== Exercise ==
Images do not belong in the copy. Retype the entries exactly.

Dataset rows describing interfaces:
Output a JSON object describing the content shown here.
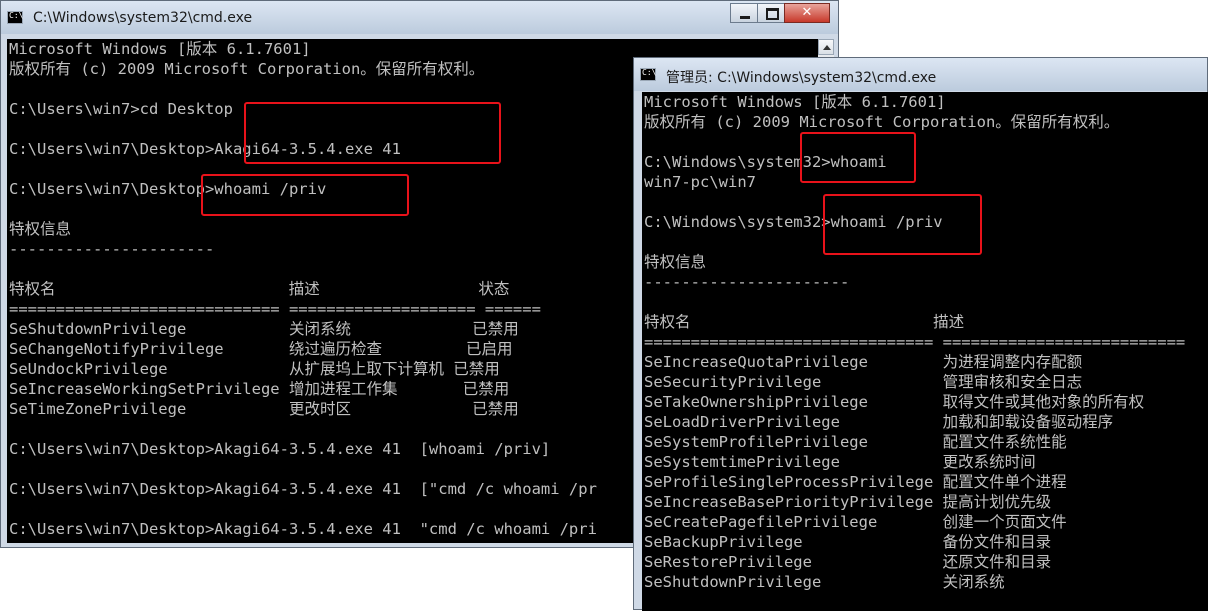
{
  "window1": {
    "title": "C:\\Windows\\system32\\cmd.exe",
    "lines": [
      "Microsoft Windows [版本 6.1.7601]",
      "版权所有 (c) 2009 Microsoft Corporation。保留所有权利。",
      "",
      "C:\\Users\\win7>cd Desktop",
      "",
      "C:\\Users\\win7\\Desktop>Akagi64-3.5.4.exe 41",
      "",
      "C:\\Users\\win7\\Desktop>whoami /priv",
      "",
      "特权信息",
      "----------------------",
      "",
      "特权名                         描述                 状态",
      "============================= ==================== ======",
      "SeShutdownPrivilege           关闭系统             已禁用",
      "SeChangeNotifyPrivilege       绕过遍历检查         已启用",
      "SeUndockPrivilege             从扩展坞上取下计算机 已禁用",
      "SeIncreaseWorkingSetPrivilege 增加进程工作集       已禁用",
      "SeTimeZonePrivilege           更改时区             已禁用",
      "",
      "C:\\Users\\win7\\Desktop>Akagi64-3.5.4.exe 41  [whoami /priv]",
      "",
      "C:\\Users\\win7\\Desktop>Akagi64-3.5.4.exe 41  [\"cmd /c whoami /pr",
      "",
      "C:\\Users\\win7\\Desktop>Akagi64-3.5.4.exe 41  \"cmd /c whoami /pri"
    ]
  },
  "window2": {
    "title": "管理员: C:\\Windows\\system32\\cmd.exe",
    "lines": [
      "Microsoft Windows [版本 6.1.7601]",
      "版权所有 (c) 2009 Microsoft Corporation。保留所有权利。",
      "",
      "C:\\Windows\\system32>whoami",
      "win7-pc\\win7",
      "",
      "C:\\Windows\\system32>whoami /priv",
      "",
      "特权信息",
      "----------------------",
      "",
      "特权名                          描述",
      "=============================== ==========================",
      "SeIncreaseQuotaPrivilege        为进程调整内存配额",
      "SeSecurityPrivilege             管理审核和安全日志",
      "SeTakeOwnershipPrivilege        取得文件或其他对象的所有权",
      "SeLoadDriverPrivilege           加载和卸载设备驱动程序",
      "SeSystemProfilePrivilege        配置文件系统性能",
      "SeSystemtimePrivilege           更改系统时间",
      "SeProfileSingleProcessPrivilege 配置文件单个进程",
      "SeIncreaseBasePriorityPrivilege 提高计划优先级",
      "SeCreatePagefilePrivilege       创建一个页面文件",
      "SeBackupPrivilege               备份文件和目录",
      "SeRestorePrivilege              还原文件和目录",
      "SeShutdownPrivilege             关闭系统"
    ]
  },
  "colors": {
    "console_bg": "#000000",
    "console_text": "#c0c0c0",
    "highlight": "#e8121a",
    "close_button": "#c7392b"
  }
}
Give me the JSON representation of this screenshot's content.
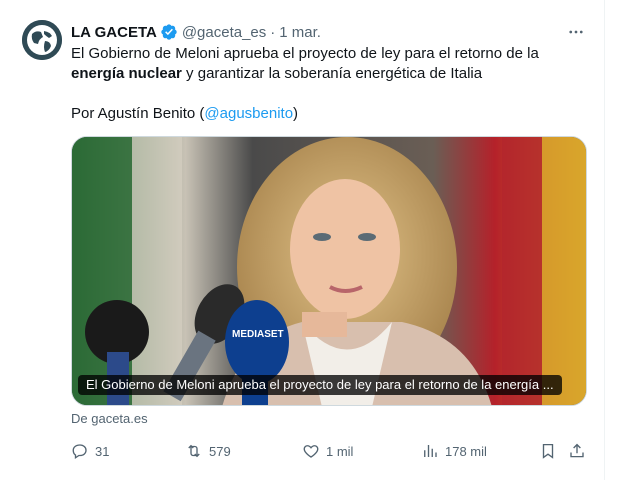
{
  "account": {
    "name": "LA GACETA",
    "handle": "@gaceta_es",
    "separator": "·",
    "date": "1 mar."
  },
  "tweet": {
    "text_part1": "El Gobierno de Meloni aprueba el proyecto de ley para el retorno de la ",
    "text_bold": "energía nuclear",
    "text_part2": " y garantizar la soberanía energética de Italia",
    "byline_prefix": "Por Agustín Benito (",
    "byline_mention": "@agusbenito",
    "byline_suffix": ")"
  },
  "media": {
    "caption": "El Gobierno de Meloni aprueba el proyecto de ley para el retorno de la energía ...",
    "mic_label": "MEDIASET"
  },
  "link_source": "De gaceta.es",
  "actions": {
    "replies": "31",
    "reposts": "579",
    "likes": "1 mil",
    "views": "178 mil"
  },
  "icons": {
    "more": "more-icon",
    "verified": "verified-badge-icon",
    "reply": "reply-icon",
    "repost": "repost-icon",
    "like": "heart-icon",
    "views": "views-chart-icon",
    "bookmark": "bookmark-icon",
    "share": "share-icon"
  },
  "colors": {
    "verified": "#1d9bf0",
    "link": "#1d9bf0",
    "muted": "#536471",
    "text": "#0f1419"
  }
}
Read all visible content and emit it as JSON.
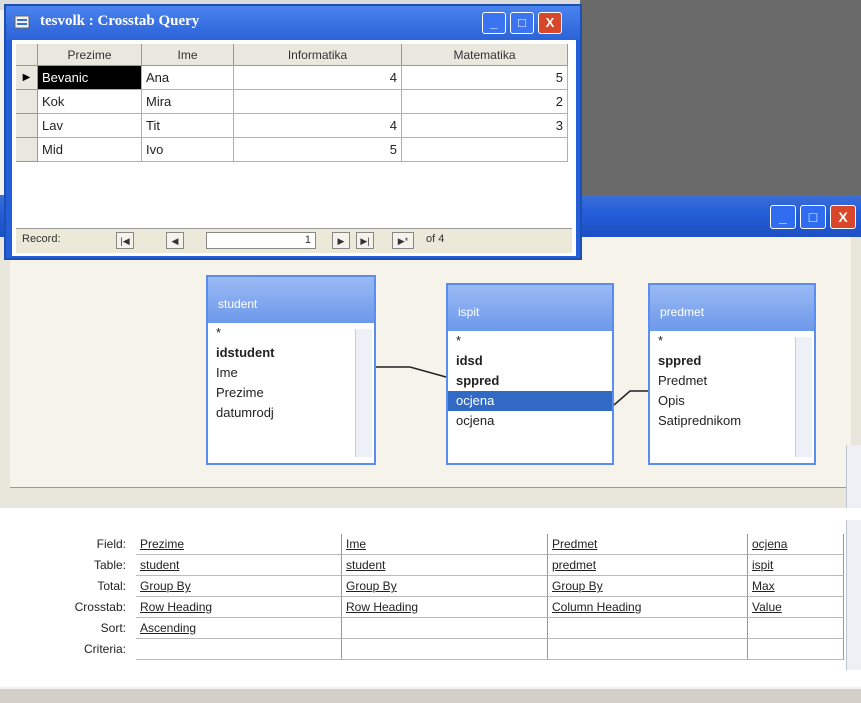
{
  "crosstab_window": {
    "title": "tesvolk : Crosstab Query",
    "icon": "query-icon",
    "controls": {
      "minimize": "_",
      "maximize": "□",
      "close": "X"
    },
    "columns": [
      "Prezime",
      "Ime",
      "Informatika",
      "Matematika"
    ],
    "rows": [
      {
        "selector": "▶",
        "prezime": "Bevanic",
        "ime": "Ana",
        "informatika": "4",
        "matematika": "5"
      },
      {
        "selector": "",
        "prezime": "Kok",
        "ime": "Mira",
        "informatika": "",
        "matematika": "2"
      },
      {
        "selector": "",
        "prezime": "Lav",
        "ime": "Tit",
        "informatika": "4",
        "matematika": "3"
      },
      {
        "selector": "",
        "prezime": "Mid",
        "ime": "Ivo",
        "informatika": "5",
        "matematika": ""
      }
    ],
    "navigation": {
      "label": "Record:",
      "first": "|◀",
      "prev": "◀",
      "current": "1",
      "next": "▶",
      "last": "▶|",
      "new": "▶*",
      "of": "of 4"
    }
  },
  "design_window": {
    "controls": {
      "minimize": "_",
      "maximize": "□",
      "close": "X"
    },
    "field_lists": [
      {
        "name": "student",
        "fields": [
          {
            "label": "*",
            "key": false,
            "selected": false
          },
          {
            "label": "idstudent",
            "key": true,
            "selected": false
          },
          {
            "label": "Ime",
            "key": false,
            "selected": false
          },
          {
            "label": "Prezime",
            "key": false,
            "selected": false
          },
          {
            "label": "datumrodj",
            "key": false,
            "selected": false
          }
        ]
      },
      {
        "name": "ispit",
        "fields": [
          {
            "label": "*",
            "key": false,
            "selected": false
          },
          {
            "label": "idsd",
            "key": true,
            "selected": false
          },
          {
            "label": "sppred",
            "key": true,
            "selected": false
          },
          {
            "label": "ocjena",
            "key": false,
            "selected": true
          },
          {
            "label": "ocjena",
            "key": false,
            "selected": false
          }
        ]
      },
      {
        "name": "predmet",
        "fields": [
          {
            "label": "*",
            "key": false,
            "selected": false
          },
          {
            "label": "sppred",
            "key": true,
            "selected": false
          },
          {
            "label": "Predmet",
            "key": false,
            "selected": false
          },
          {
            "label": "Opis",
            "key": false,
            "selected": false
          },
          {
            "label": "Satiprednikom",
            "key": false,
            "selected": false
          }
        ]
      }
    ],
    "qbe": {
      "row_labels": [
        "Field:",
        "Table:",
        "Total:",
        "Crosstab:",
        "Sort:",
        "Criteria:"
      ],
      "columns": [
        {
          "field": "Prezime",
          "table": "student",
          "total": "Group By",
          "crosstab": "Row Heading",
          "sort": "Ascending",
          "criteria": ""
        },
        {
          "field": "Ime",
          "table": "student",
          "total": "Group By",
          "crosstab": "Row Heading",
          "sort": "",
          "criteria": ""
        },
        {
          "field": "Predmet",
          "table": "predmet",
          "total": "Group By",
          "crosstab": "Column Heading",
          "sort": "",
          "criteria": ""
        },
        {
          "field": "ocjena",
          "table": "ispit",
          "total": "Max",
          "crosstab": "Value",
          "sort": "",
          "criteria": ""
        }
      ]
    }
  }
}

== Answer to the exercise ==
Output a JSON object describing the content shown here.
{
  "window1": {
    "title": "C:\\Windows\\system32\\cmd.exe",
    "lines": [
      "Microsoft Windows [版本 6.1.7601]",
      "版权所有 (c) 2009 Microsoft Corporation。保留所有权利。",
      "",
      "C:\\Users\\win7>cd Desktop",
      "",
      "C:\\Users\\win7\\Desktop>Akagi64-3.5.4.exe 41",
      "",
      "C:\\Users\\win7\\Desktop>whoami /priv",
      "",
      "特权信息",
      "----------------------",
      "",
      "特权名                         描述                 状态",
      "============================= ==================== ======",
      "SeShutdownPrivilege           关闭系统             已禁用",
      "SeChangeNotifyPrivilege       绕过遍历检查         已启用",
      "SeUndockPrivilege             从扩展坞上取下计算机 已禁用",
      "SeIncreaseWorkingSetPrivilege 增加进程工作集       已禁用",
      "SeTimeZonePrivilege           更改时区             已禁用",
      "",
      "C:\\Users\\win7\\Desktop>Akagi64-3.5.4.exe 41  [whoami /priv]",
      "",
      "C:\\Users\\win7\\Desktop>Akagi64-3.5.4.exe 41  [\"cmd /c whoami /pr",
      "",
      "C:\\Users\\win7\\Desktop>Akagi64-3.5.4.exe 41  \"cmd /c whoami /pri"
    ]
  },
  "window2": {
    "title": "管理员: C:\\Windows\\system32\\cmd.exe",
    "lines": [
      "Microsoft Windows [版本 6.1.7601]",
      "版权所有 (c) 2009 Microsoft Corporation。保留所有权利。",
      "",
      "C:\\Windows\\system32>whoami",
      "win7-pc\\win7",
      "",
      "C:\\Windows\\system32>whoami /priv",
      "",
      "特权信息",
      "----------------------",
      "",
      "特权名                          描述",
      "=============================== ==========================",
      "SeIncreaseQuotaPrivilege        为进程调整内存配额",
      "SeSecurityPrivilege             管理审核和安全日志",
      "SeTakeOwnershipPrivilege        取得文件或其他对象的所有权",
      "SeLoadDriverPrivilege           加载和卸载设备驱动程序",
      "SeSystemProfilePrivilege        配置文件系统性能",
      "SeSystemtimePrivilege           更改系统时间",
      "SeProfileSingleProcessPrivilege 配置文件单个进程",
      "SeIncreaseBasePriorityPrivilege 提高计划优先级",
      "SeCreatePagefilePrivilege       创建一个页面文件",
      "SeBackupPrivilege               备份文件和目录",
      "SeRestorePrivilege              还原文件和目录",
      "SeShutdownPrivilege             关闭系统"
    ]
  },
  "colors": {
    "console_bg": "#000000",
    "console_text": "#c0c0c0",
    "highlight": "#e8121a",
    "close_button": "#c7392b"
  }
}
Give me the JSON representation of this screenshot's content.
{
  "account": {
    "name": "LA GACETA",
    "handle": "@gaceta_es",
    "separator": "·",
    "date": "1 mar."
  },
  "tweet": {
    "text_part1": "El Gobierno de Meloni aprueba el proyecto de ley para el retorno de la ",
    "text_bold": "energía nuclear",
    "text_part2": " y garantizar la soberanía energética de Italia",
    "byline_prefix": "Por Agustín Benito (",
    "byline_mention": "@agusbenito",
    "byline_suffix": ")"
  },
  "media": {
    "caption": "El Gobierno de Meloni aprueba el proyecto de ley para el retorno de la energía ...",
    "mic_label": "MEDIASET"
  },
  "link_source": "De gaceta.es",
  "actions": {
    "replies": "31",
    "reposts": "579",
    "likes": "1 mil",
    "views": "178 mil"
  },
  "icons": {
    "more": "more-icon",
    "verified": "verified-badge-icon",
    "reply": "reply-icon",
    "repost": "repost-icon",
    "like": "heart-icon",
    "views": "views-chart-icon",
    "bookmark": "bookmark-icon",
    "share": "share-icon"
  },
  "colors": {
    "verified": "#1d9bf0",
    "link": "#1d9bf0",
    "muted": "#536471",
    "text": "#0f1419"
  }
}
Read all visible content and emit it as JSON.
{
  "crosstab_window": {
    "title": "tesvolk : Crosstab Query",
    "icon": "query-icon",
    "controls": {
      "minimize": "_",
      "maximize": "□",
      "close": "X"
    },
    "columns": [
      "Prezime",
      "Ime",
      "Informatika",
      "Matematika"
    ],
    "rows": [
      {
        "selector": "▶",
        "prezime": "Bevanic",
        "ime": "Ana",
        "informatika": "4",
        "matematika": "5"
      },
      {
        "selector": "",
        "prezime": "Kok",
        "ime": "Mira",
        "informatika": "",
        "matematika": "2"
      },
      {
        "selector": "",
        "prezime": "Lav",
        "ime": "Tit",
        "informatika": "4",
        "matematika": "3"
      },
      {
        "selector": "",
        "prezime": "Mid",
        "ime": "Ivo",
        "informatika": "5",
        "matematika": ""
      }
    ],
    "navigation": {
      "label": "Record:",
      "first": "|◀",
      "prev": "◀",
      "current": "1",
      "next": "▶",
      "last": "▶|",
      "new": "▶*",
      "of": "of 4"
    }
  },
  "design_window": {
    "controls": {
      "minimize": "_",
      "maximize": "□",
      "close": "X"
    },
    "field_lists": [
      {
        "name": "student",
        "fields": [
          {
            "label": "*",
            "key": false,
            "selected": false
          },
          {
            "label": "idstudent",
            "key": true,
            "selected": false
          },
          {
            "label": "Ime",
            "key": false,
            "selected": false
          },
          {
            "label": "Prezime",
            "key": false,
            "selected": false
          },
          {
            "label": "datumrodj",
            "key": false,
            "selected": false
          }
        ]
      },
      {
        "name": "ispit",
        "fields": [
          {
            "label": "*",
            "key": false,
            "selected": false
          },
          {
            "label": "idsd",
            "key": true,
            "selected": false
          },
          {
            "label": "sppred",
            "key": true,
            "selected": false
          },
          {
            "label": "ocjena",
            "key": false,
            "selected": true
          },
          {
            "label": "ocjena",
            "key": false,
            "selected": false
          }
        ]
      },
      {
        "name": "predmet",
        "fields": [
          {
            "label": "*",
            "key": false,
            "selected": false
          },
          {
            "label": "sppred",
            "key": true,
            "selected": false
          },
          {
            "label": "Predmet",
            "key": false,
            "selected": false
          },
          {
            "label": "Opis",
            "key": false,
            "selected": false
          },
          {
            "label": "Satiprednikom",
            "key": false,
            "selected": false
          }
        ]
      }
    ],
    "qbe": {
      "row_labels": [
        "Field:",
        "Table:",
        "Total:",
        "Crosstab:",
        "Sort:",
        "Criteria:"
      ],
      "columns": [
        {
          "field": "Prezime",
          "table": "student",
          "total": "Group By",
          "crosstab": "Row Heading",
          "sort": "Ascending",
          "criteria": ""
        },
        {
          "field": "Ime",
          "table": "student",
          "total": "Group By",
          "crosstab": "Row Heading",
          "sort": "",
          "criteria": ""
        },
        {
          "field": "Predmet",
          "table": "predmet",
          "total": "Group By",
          "crosstab": "Column Heading",
          "sort": "",
          "criteria": ""
        },
        {
          "field": "ocjena",
          "table": "ispit",
          "total": "Max",
          "crosstab": "Value",
          "sort": "",
          "criteria": ""
        }
      ]
    }
  }
}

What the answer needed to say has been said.